Youngstown, Ohio, never developed a centralized little Italy. Instead, the city's mostly southern Italian settlers chose to live near the foundries, rail yards, and steel mills where Germans, Spaniards, Welsh, Slavs, Irish, African American, and others also called home. Of these the two most iconic neighborhoods that boasted large Italian populations were Brier Hill, for a long time an independent village, and Smoky Hollow, close to Youngstown's downtown.
In 1907, a group of Italian-speaking parishioners in Brier Hill left St. Anthony's Roman Catholic Church to found their own parish with the name of Saint Rocco. Resentment of Bishop Horstmann's plans for St. Anthony may have caused the exodus. The shock waves from this unauthorized move reverberated for decades in the local Italian American community owing to the fact that Protestantism in the "old country" was unknown. Now Brier Hill had two Italian nationality churches: one in communion with Rome and the other boldly independent.
After a decade of staffing and financial difficulties, St. Rocco's Church sat abandoned and repossessed by the bank. Its parishioners lacked clergy to perform baptisms, marriages, and funerals. The dire situation of so many Italian Christians prompted help from a local Episcopal priest. Under the direction of the Episcopal Diocese of Ohio, Father Izon of St. Andrews enlisted the Italian-born Father Oreste Salcini to minister to the needs of St Rocco's congregation.
On June 15, 1918, 80 families of St. Rocco's were received into the Protestant Episcopal Church. Under Fr. Salcini's leadership, the congregation of St. Rocco's Episcopal Church returned to the original building, repurchased it from the bank, and began to attract new members from Youngstown's growing Italian community. All this occurred as St. Anthony's experienced similar growth. Added to the notoriety of a Protestant church serving Brier Hill was the fact that often St. Rocco's clergy were married. Despite traditional prohibitions against Catholic attendance at Protestant rites, the annual procession every August 16 found many Mahoning Valley Italians-regardless of religious affiliation- marching in the long procession behind the statue of St. Rocco.
With the 1957 conversion of West Federal Street to route 422, St. Rocco's Church relocated to Trumbull Avenue, Liberty Township. For many years the church remained a center for Italian Americans, though now it served a more ethnically mixed congregation. By the late 1990s, dropping attendance led to the sad realization that the parish would have to close. Nonetheless, at the final Mass on New Years Eve of 2006, the beautiful lyrics of Tu Scendi delle Stelle could still be heard.
The story of Brier Hill's St. Rocco's Church offers one example of the many changes the Italian community experienced as it became settled in the Mahoning Valley.

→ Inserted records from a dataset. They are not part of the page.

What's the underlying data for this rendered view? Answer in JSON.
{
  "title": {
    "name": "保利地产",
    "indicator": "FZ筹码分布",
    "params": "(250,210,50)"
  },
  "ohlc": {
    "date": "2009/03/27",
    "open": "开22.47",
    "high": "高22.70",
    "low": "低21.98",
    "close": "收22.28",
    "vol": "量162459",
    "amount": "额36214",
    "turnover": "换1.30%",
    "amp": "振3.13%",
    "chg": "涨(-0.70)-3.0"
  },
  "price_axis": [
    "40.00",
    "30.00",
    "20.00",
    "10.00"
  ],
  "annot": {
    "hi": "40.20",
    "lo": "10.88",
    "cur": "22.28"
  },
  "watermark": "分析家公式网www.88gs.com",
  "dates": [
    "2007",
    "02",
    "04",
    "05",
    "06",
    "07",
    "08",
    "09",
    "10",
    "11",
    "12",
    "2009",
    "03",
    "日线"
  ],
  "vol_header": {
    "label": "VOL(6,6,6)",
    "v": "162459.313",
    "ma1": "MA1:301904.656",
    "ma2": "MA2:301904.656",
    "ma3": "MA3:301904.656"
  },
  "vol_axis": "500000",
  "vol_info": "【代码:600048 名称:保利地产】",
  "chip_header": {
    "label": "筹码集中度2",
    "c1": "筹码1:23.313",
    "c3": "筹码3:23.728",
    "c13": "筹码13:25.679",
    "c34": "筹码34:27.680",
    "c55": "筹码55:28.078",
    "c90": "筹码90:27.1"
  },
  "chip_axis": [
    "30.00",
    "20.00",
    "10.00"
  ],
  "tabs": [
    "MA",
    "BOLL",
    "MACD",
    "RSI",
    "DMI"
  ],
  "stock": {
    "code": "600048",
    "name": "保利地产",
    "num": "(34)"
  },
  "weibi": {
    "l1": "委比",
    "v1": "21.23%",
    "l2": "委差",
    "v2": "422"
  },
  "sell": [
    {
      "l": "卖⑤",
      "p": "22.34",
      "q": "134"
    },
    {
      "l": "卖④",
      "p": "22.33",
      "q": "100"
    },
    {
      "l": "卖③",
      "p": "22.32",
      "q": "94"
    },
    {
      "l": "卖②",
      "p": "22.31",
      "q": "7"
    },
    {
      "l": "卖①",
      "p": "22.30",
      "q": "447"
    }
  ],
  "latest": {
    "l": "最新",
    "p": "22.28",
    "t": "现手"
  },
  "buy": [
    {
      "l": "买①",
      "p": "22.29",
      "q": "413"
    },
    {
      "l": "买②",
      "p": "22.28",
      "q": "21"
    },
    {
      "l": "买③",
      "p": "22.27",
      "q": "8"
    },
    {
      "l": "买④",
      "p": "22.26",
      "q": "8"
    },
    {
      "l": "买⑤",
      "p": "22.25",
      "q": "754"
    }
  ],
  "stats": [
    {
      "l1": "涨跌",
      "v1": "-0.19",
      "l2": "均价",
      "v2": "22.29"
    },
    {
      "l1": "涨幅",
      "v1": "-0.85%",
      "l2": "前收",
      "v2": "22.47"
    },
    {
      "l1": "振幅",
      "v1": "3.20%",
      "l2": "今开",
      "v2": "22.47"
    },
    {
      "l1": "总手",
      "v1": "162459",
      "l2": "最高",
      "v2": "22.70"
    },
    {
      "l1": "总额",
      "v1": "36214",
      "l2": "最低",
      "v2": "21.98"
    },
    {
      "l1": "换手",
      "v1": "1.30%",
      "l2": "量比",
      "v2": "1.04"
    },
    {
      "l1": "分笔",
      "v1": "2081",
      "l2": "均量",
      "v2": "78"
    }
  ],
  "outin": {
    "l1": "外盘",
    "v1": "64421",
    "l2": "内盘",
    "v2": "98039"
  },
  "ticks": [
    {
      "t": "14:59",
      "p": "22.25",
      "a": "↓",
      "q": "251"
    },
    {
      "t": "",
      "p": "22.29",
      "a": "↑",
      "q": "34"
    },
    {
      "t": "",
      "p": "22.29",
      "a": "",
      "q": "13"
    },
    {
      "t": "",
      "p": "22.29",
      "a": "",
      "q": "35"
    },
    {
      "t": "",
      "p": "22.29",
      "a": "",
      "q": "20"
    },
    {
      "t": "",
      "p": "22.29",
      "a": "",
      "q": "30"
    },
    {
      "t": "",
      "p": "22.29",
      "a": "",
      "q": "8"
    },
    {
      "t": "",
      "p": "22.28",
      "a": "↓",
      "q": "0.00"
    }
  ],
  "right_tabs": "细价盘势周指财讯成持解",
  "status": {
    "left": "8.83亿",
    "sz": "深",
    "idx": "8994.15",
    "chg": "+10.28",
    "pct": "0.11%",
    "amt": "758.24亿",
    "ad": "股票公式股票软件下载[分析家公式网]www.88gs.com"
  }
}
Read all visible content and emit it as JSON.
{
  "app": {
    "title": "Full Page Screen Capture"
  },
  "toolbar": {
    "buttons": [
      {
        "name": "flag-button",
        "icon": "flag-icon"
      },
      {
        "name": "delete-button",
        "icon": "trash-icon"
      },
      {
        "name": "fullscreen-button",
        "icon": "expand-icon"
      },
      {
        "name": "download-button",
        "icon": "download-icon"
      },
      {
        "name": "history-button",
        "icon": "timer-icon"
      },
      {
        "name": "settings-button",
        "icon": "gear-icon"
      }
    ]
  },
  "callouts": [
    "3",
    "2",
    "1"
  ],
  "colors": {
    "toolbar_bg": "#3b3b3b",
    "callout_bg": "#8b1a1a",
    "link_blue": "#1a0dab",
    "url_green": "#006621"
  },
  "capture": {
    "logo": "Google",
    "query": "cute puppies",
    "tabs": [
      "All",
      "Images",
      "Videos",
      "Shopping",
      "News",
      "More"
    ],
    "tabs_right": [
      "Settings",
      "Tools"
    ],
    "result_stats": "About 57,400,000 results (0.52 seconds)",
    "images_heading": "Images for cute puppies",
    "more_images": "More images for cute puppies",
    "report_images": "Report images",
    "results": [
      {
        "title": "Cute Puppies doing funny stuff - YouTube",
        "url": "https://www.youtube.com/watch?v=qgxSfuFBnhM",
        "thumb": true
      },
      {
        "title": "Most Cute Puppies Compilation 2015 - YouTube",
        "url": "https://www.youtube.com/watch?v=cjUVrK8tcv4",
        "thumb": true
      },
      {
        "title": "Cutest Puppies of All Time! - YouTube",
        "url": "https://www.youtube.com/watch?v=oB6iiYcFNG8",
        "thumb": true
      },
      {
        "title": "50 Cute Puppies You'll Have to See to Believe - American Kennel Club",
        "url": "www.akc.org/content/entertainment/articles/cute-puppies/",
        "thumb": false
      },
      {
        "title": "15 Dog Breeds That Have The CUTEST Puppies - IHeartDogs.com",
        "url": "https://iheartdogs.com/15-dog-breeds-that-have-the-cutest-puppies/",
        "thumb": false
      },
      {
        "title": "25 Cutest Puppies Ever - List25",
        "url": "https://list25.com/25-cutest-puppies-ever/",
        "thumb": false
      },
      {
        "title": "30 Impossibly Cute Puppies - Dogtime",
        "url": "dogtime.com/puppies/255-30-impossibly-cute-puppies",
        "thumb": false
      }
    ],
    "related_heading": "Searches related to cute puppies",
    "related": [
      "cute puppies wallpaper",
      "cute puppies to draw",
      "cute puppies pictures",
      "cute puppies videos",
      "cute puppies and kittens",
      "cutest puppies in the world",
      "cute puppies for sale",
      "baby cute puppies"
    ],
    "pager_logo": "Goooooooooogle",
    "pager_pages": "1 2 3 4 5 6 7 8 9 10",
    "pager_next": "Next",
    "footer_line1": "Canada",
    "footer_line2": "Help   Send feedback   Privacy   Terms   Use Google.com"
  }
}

No longer defined by age-old identities, local Italians of the previous century appraised their new American surroundings and opted to exercise new rights. Along the way, these immigrants redefined themselves in a multi-religious United States.